Hear my cry for help!”
Yes, you came when I called;
you told me, “Do not fear.” (Lamentations 3:55-57, NLT)
Sometimes, like the prophet, I call and cry my prayers. Sometimes I whisper, sometimes I “shout unto God with the voice of triumph” (Psalm 47:1, KJV). Sometimes my voice trembles. Sometimes it whines.
3. Praying aloud reinforces your memory.
Why do teachers and preachers often make people say things aloud? Why do we remember songs we sing better than songs we merely hear? Because vocalization reinforces memory. It aids retention.
So it is with praying aloud. I find it much easier to remember things I have prayed aloud–whether confession, thanks, petition or praise–than to remember my silent prayers.
4. Praying aloud combines heart, soul, mind, and body
The greatest commandment, Jesus said, is “love the Lord your God with all your heart, all your soul, all your mind, and all your strength” (Mark 12:30, NLT).
Praying aloud is an act that engages the heart, soul, mind and body. It involves motion and action, if only of the tongue (though if you’re like me, you can’t speak without also moving your arms and hands).

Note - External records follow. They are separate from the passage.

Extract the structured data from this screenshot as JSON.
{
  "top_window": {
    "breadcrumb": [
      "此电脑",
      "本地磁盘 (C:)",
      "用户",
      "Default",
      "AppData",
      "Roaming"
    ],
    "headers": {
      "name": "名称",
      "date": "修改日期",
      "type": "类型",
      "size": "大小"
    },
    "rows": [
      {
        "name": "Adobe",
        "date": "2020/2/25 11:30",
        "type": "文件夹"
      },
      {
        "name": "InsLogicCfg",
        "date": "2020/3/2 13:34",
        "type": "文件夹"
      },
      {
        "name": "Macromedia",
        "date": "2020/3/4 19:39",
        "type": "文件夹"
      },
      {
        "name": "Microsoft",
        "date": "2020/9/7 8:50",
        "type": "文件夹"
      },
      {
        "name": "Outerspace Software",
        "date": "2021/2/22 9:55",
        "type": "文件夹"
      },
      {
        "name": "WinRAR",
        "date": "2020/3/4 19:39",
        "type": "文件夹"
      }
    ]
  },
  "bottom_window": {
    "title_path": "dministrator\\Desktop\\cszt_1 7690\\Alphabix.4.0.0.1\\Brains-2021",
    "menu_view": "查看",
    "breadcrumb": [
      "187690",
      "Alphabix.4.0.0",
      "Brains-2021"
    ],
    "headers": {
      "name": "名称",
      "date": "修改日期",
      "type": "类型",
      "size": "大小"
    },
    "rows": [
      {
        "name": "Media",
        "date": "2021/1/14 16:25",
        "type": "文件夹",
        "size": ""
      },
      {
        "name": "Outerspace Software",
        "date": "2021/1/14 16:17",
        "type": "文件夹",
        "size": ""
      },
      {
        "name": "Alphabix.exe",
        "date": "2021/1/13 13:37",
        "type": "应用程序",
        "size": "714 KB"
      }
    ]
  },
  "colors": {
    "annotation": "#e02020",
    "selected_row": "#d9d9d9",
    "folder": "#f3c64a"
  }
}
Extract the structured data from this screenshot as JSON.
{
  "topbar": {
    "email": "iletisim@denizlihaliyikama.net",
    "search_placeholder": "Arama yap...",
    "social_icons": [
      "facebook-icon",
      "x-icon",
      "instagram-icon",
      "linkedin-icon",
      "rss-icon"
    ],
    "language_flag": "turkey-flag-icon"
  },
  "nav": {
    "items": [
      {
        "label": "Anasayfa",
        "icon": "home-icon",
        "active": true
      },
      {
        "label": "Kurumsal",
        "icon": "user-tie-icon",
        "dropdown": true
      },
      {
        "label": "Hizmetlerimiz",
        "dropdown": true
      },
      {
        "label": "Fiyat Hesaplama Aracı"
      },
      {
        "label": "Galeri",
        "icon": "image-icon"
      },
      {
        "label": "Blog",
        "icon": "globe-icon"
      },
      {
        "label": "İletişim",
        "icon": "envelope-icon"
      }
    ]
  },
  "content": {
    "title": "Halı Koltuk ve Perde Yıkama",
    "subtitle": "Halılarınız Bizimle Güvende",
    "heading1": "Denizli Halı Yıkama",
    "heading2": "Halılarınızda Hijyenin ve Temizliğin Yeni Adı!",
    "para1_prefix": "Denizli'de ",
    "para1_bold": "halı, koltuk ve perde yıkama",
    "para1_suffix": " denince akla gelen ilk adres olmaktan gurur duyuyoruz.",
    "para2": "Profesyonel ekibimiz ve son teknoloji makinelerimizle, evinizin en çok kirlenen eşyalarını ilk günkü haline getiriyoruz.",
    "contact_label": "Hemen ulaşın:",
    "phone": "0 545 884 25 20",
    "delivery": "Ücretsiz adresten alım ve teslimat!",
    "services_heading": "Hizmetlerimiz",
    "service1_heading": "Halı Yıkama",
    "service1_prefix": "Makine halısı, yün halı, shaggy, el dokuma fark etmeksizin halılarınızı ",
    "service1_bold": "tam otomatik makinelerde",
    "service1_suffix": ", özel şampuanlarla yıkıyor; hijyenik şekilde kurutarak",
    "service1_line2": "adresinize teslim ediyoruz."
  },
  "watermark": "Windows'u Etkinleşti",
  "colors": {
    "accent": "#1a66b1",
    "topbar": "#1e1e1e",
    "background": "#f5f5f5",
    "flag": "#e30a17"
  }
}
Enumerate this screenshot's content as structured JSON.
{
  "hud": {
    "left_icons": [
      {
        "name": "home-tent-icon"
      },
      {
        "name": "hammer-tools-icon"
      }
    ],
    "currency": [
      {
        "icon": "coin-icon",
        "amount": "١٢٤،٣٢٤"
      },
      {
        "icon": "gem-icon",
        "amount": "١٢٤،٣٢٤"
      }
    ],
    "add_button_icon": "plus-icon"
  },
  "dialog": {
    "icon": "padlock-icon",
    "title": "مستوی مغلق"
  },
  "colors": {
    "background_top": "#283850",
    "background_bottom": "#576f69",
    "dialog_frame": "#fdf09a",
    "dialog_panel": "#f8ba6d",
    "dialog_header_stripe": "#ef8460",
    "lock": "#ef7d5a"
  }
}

But there are also good reasons to pray aloud. In fact, I’m sure I’ve just scratched the surface. If you’ve been helped by praying aloud please leave a comment that will encourage others. Feel free to add your reasons to the list, as well as any tips you wish to share.